I think that the court erred in overruling appellant's motions for a judgment n.o.v. and for a new trial.

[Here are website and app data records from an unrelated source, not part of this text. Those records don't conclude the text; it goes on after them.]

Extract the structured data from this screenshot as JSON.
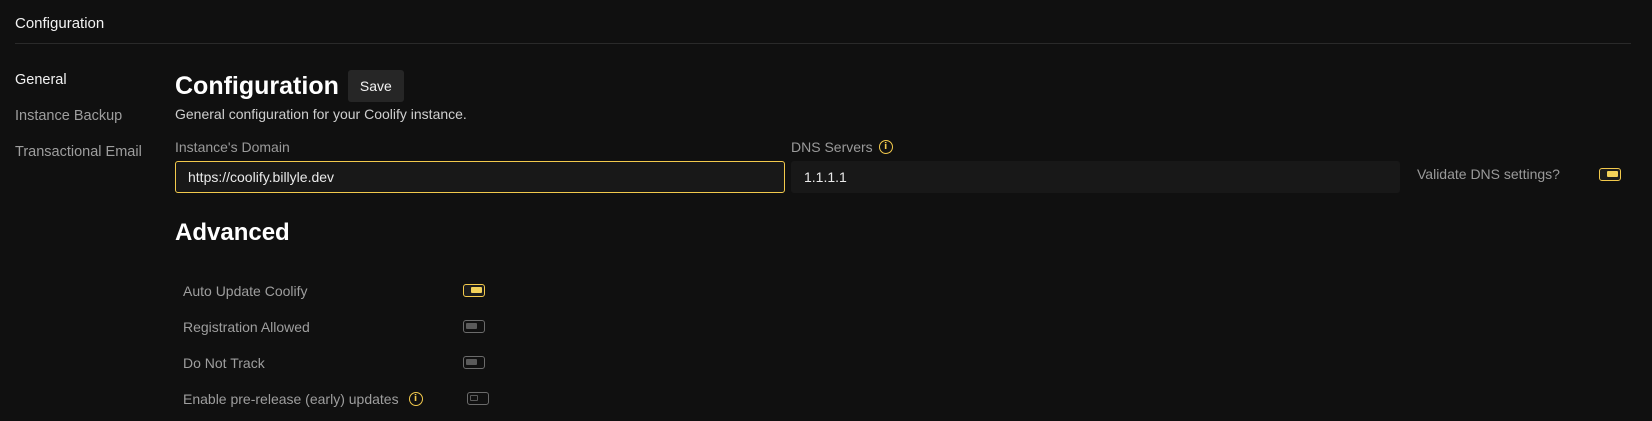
{
  "header": {
    "title": "Configuration"
  },
  "subnav": {
    "items": [
      {
        "label": "General",
        "active": true
      },
      {
        "label": "Instance Backup",
        "active": false
      },
      {
        "label": "Transactional Email",
        "active": false
      }
    ]
  },
  "main": {
    "title": "Configuration",
    "save_label": "Save",
    "subtitle": "General configuration for your Coolify instance."
  },
  "fields": {
    "domain": {
      "label": "Instance's Domain",
      "value": "https://coolify.billyle.dev"
    },
    "dns": {
      "label": "DNS Servers",
      "value": "1.1.1.1"
    },
    "validate_dns": {
      "label": "Validate DNS settings?",
      "enabled": true
    }
  },
  "advanced": {
    "title": "Advanced",
    "settings": [
      {
        "label": "Auto Update Coolify",
        "enabled": true
      },
      {
        "label": "Registration Allowed",
        "enabled": false
      },
      {
        "label": "Do Not Track",
        "enabled": false
      },
      {
        "label": "Enable pre-release (early) updates",
        "enabled": false
      }
    ]
  },
  "colors": {
    "accent": "#f2c94c",
    "background": "#101010",
    "input_bg": "#181818"
  },
  "icons": {
    "info": "info-circle-icon"
  }
}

The object on which the appellee slipped appears from the pictures in evidence to be a board about three feet long and six inches wide. That fact becomes material in the testimony of Mr. Whitfield, a witness for appellant, bearing on the question as to how long the board had been on the ramp at the time appellee slipped on it. Mr. Whitfield testified in part: "The platform and the ramp was clear as far as I knew. It had been on Saturday previously when we left there." A photograph was exhibited to the witness and he was asked what it represented to him. He answered: "Well, it represents the spot where the object was lying, it was a piece of plywood with a piece of linoleum on it. And it wasn't there to my knowledge at the time that the store was closed on Saturday. It was leaning up against the building some distance from that particular ramp or platform. And in that particular neighborhood there are quite a few children through there all the time. We had a difficult time keeping them away from there. And it's possible, no one knows, no one saw it, it's possible that they had in some manner moved it and had just dropped it across that platform and left it." The injury to appellee occurred on Monday after the preceding Saturday referred to by Mr. Whitfield. Omitting all other questions involved, with respect to which I express no opinion, there was no direct evidence as to how long the board had been on the ramp when appellee fell except that of Mr. Whitfield and that was that it could not have been there longer than from late Saturday night or Sunday, until Monday when appellee fell and that is not enough time to constitute constructive notice. The only other evidence as to how long the board had been on the ramp was the opinion of the appellee that it had been there two weeks or more. Assuming for the sake of argument that the facts given as a basis for the opinion were sufficient to authorize it, the positive testimony of Mr. Whitfield, unimpeached and uncontradicted, that the board was not on the ramp the preceding Saturday must control over the opinion evidence of the appellee, which is thoroughly consistent with the circumstantial opinion evidence. Mr. Whitfield's testimony is not contradictory or uncertain, construed as a whole. He did not use the expression "to the best of my knowledge," etc. Even if there could be any doubt about the first part of the statement, when the witness testified exactly where the board was located on the previous Saturday afternoon, it becomes quite clear what the whole statement meant. The rule above stated, to wit: that where a finding of fact may be inferred but is not demanded by circumstantial evidence, it will not support a verdict when by positive and uncontradicted testimony of an unimpeached witness perfectly consistent with the circumstantial evidence, it is shown that no such fact exists, is stated in Myers v. Phillips, 197 Ga. 536 (29 SE2d 700), cases cited therein and many other cases too numerous to cite.